→ EXERCISE REQUIREMENTS
Find how many lines in the entries below carry the word "description" and answer with only that figure.

→ RECORDS TO PROCESS
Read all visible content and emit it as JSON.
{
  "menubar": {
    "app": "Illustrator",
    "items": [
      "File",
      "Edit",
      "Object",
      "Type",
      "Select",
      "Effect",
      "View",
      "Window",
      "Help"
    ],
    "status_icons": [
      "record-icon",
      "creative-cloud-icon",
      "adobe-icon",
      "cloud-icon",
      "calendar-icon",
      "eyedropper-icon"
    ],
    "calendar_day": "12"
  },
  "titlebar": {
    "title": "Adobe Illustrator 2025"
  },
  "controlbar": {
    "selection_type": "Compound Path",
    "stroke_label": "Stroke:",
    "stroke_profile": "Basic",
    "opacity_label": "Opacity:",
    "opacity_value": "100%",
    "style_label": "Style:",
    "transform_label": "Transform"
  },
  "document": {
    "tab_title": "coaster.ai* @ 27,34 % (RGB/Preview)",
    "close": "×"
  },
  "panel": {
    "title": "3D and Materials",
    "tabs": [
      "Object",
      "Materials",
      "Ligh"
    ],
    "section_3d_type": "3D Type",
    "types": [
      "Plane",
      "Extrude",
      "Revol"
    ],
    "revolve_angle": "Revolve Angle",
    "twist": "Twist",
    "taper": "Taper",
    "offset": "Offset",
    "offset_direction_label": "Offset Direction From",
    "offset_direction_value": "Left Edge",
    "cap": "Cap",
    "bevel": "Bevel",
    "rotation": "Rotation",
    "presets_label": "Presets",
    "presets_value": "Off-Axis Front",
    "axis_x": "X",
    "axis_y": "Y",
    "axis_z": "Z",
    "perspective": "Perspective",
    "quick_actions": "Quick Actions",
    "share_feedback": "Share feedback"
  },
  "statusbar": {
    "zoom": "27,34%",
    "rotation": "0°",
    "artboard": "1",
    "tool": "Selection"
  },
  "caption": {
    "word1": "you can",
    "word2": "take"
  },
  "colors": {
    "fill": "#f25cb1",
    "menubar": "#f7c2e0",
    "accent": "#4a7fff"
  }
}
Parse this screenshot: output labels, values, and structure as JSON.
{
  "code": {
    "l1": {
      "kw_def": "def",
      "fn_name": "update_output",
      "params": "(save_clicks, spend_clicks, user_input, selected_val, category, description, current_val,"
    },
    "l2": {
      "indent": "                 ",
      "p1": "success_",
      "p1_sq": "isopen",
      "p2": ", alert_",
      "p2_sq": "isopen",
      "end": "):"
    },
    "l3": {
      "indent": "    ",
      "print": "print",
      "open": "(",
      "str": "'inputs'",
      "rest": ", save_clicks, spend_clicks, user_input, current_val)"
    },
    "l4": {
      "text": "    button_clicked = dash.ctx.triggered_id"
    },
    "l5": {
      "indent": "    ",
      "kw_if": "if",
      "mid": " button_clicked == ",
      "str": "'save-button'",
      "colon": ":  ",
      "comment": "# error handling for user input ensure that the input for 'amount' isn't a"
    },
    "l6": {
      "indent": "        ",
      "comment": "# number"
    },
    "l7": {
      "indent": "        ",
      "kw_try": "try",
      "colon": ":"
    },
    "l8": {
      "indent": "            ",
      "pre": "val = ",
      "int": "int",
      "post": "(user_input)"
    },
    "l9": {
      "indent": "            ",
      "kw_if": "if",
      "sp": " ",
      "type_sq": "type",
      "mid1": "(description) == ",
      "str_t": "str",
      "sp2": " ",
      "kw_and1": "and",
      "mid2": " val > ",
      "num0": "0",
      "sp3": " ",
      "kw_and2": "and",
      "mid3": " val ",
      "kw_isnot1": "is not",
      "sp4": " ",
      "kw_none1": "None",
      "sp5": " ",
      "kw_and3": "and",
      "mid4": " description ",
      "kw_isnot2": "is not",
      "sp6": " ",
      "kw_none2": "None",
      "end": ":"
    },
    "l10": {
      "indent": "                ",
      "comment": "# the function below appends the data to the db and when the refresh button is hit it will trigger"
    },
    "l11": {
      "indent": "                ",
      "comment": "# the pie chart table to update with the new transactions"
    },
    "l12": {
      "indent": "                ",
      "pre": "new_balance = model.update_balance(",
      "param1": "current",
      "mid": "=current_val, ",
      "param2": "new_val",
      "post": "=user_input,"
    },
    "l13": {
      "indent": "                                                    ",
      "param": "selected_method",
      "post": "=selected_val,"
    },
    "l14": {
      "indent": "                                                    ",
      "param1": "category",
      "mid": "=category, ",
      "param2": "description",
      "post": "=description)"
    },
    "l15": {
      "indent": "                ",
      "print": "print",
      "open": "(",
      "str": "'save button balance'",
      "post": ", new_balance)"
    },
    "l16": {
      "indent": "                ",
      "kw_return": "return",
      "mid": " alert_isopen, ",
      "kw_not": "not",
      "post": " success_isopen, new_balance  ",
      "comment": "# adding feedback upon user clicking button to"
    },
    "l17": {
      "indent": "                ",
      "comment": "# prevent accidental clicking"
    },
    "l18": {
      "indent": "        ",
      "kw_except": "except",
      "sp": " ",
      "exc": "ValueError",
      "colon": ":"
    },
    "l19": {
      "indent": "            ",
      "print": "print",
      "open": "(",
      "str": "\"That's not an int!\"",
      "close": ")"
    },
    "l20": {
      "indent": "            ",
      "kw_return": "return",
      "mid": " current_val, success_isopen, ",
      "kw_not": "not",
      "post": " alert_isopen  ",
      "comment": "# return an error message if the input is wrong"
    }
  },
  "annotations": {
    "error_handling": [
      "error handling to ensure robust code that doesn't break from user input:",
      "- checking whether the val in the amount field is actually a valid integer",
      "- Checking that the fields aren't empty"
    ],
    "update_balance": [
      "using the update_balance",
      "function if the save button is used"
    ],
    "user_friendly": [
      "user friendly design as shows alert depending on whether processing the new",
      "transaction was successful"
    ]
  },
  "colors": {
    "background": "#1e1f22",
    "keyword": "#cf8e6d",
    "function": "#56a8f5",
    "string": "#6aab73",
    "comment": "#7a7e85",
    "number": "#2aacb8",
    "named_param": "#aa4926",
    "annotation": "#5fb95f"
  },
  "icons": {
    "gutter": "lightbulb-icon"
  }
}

→ PROBLEM SOLUTION
5